╭─ EXERCISE DATA

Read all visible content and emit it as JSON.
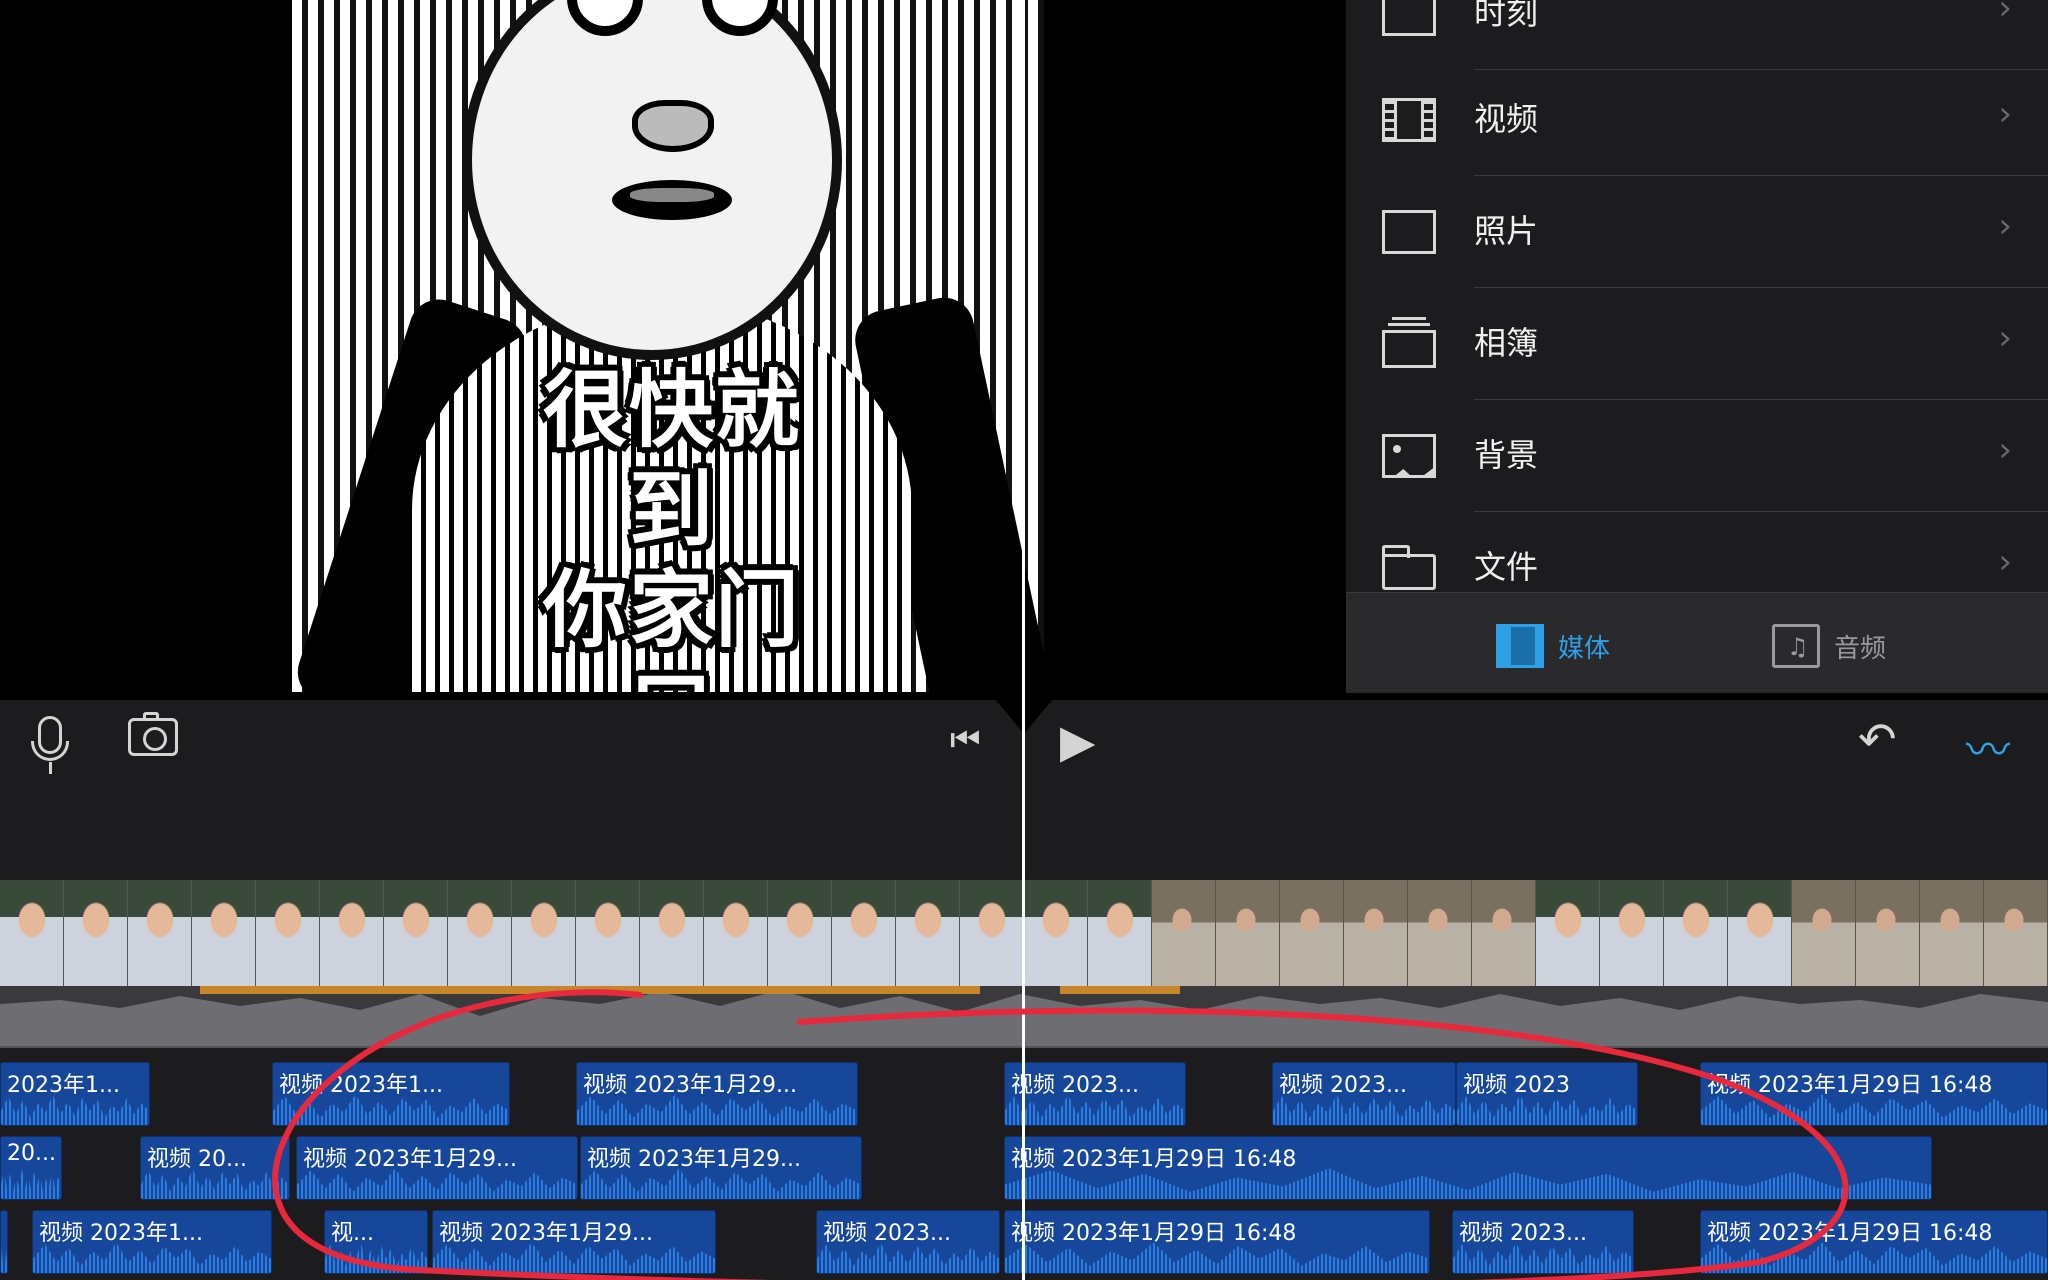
{
  "preview": {
    "caption_line1": "很快就到",
    "caption_line2": "你家门口"
  },
  "browser": {
    "rows": [
      {
        "label": "时刻",
        "icon": "moments-icon"
      },
      {
        "label": "视频",
        "icon": "film-icon"
      },
      {
        "label": "照片",
        "icon": "photo-frame-icon"
      },
      {
        "label": "相簿",
        "icon": "album-stack-icon"
      },
      {
        "label": "背景",
        "icon": "background-image-icon"
      },
      {
        "label": "文件",
        "icon": "folder-icon"
      }
    ],
    "chevron": "›",
    "tabs": {
      "media": "媒体",
      "audio": "音频"
    },
    "accent": "#2ea0e6"
  },
  "toolbar": {
    "skip_back_glyph": "⏮",
    "play_glyph": "▶",
    "undo_glyph": "↶",
    "waveform_glyph": "〰"
  },
  "timeline": {
    "row1": [
      "2023年1...",
      "视频 2023年1...",
      "视频 2023年1月29...",
      "视频 2023...",
      "视频 2023...",
      "视频 2023",
      "视频 2023年1月29日 16:48"
    ],
    "row2": [
      "20...",
      "视频 20...",
      "视频 2023年1月29...",
      "视频 2023年1月29...",
      "视频 2023年1月29日 16:48"
    ],
    "row3": [
      "",
      "视频 2023年1...",
      "视...",
      "视频 2023年1月29...",
      "视频 2023...",
      "视频 2023年1月29日 16:48",
      "视频 2023...",
      "视频 2023年1月29日 16:48"
    ],
    "annotation_color": "#e8283c",
    "clip_color": "#16479a"
  }
}
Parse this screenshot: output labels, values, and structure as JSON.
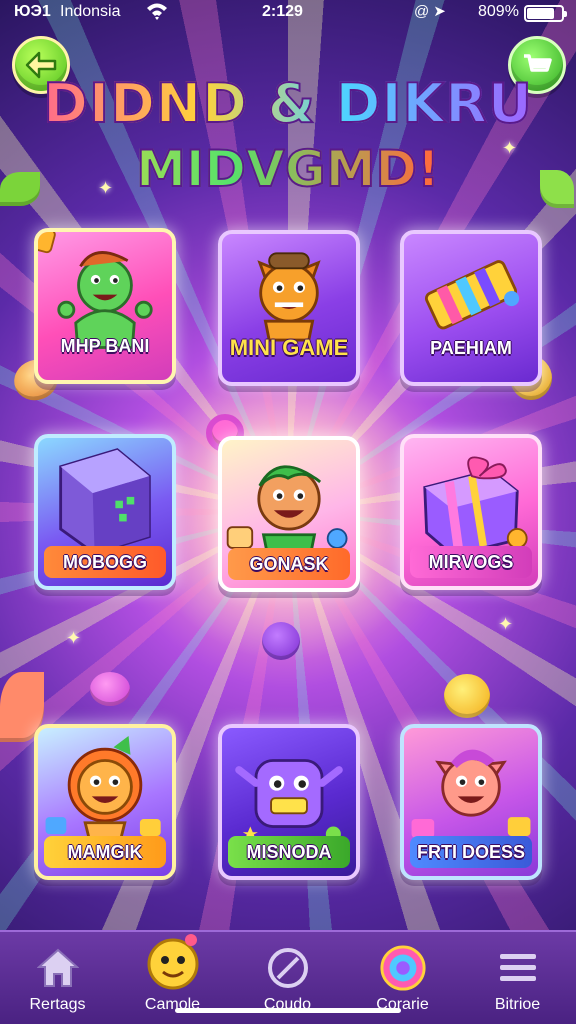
{
  "status_bar": {
    "signal": "ЮЭ1",
    "carrier": "Indonsia",
    "time": "2:129",
    "battery_text": "809%",
    "battery_level": 0.8
  },
  "header": {
    "title_line1": "DIDND & DIKRU",
    "title_line2": "MIDVGMD!"
  },
  "tiles": [
    {
      "label": "MHP BANI",
      "art": "green-monster-icon"
    },
    {
      "label": "MINI GAME",
      "art": "fox-character-icon"
    },
    {
      "label": "PAEHIAM",
      "art": "candy-bar-icon"
    },
    {
      "label": "MOBOGG",
      "art": "mystery-cube-icon"
    },
    {
      "label": "GONASK",
      "art": "boy-character-icon"
    },
    {
      "label": "MIRVOGS",
      "art": "gift-box-icon"
    },
    {
      "label": "MAMGIK",
      "art": "lion-character-icon"
    },
    {
      "label": "MISNODA",
      "art": "robot-character-icon"
    },
    {
      "label": "FRTI DOESS",
      "art": "pig-character-icon"
    }
  ],
  "bottom_nav": [
    {
      "label": "Rertags",
      "icon": "home-icon"
    },
    {
      "label": "Camole",
      "icon": "mascot-icon"
    },
    {
      "label": "Coudo",
      "icon": "no-entry-icon"
    },
    {
      "label": "Corarie",
      "icon": "swirl-orb-icon"
    },
    {
      "label": "Bitrioe",
      "icon": "menu-icon"
    }
  ],
  "colors": {
    "accent_green": "#4fbf1c",
    "nav_bg": "#5a2c96"
  }
}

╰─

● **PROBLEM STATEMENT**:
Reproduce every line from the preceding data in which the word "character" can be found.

● **REPLY TO THE EXERCISE**:
      "art": "fox-character-icon"
      "art": "boy-character-icon"
      "art": "lion-character-icon"
      "art": "robot-character-icon"
      "art": "pig-character-icon"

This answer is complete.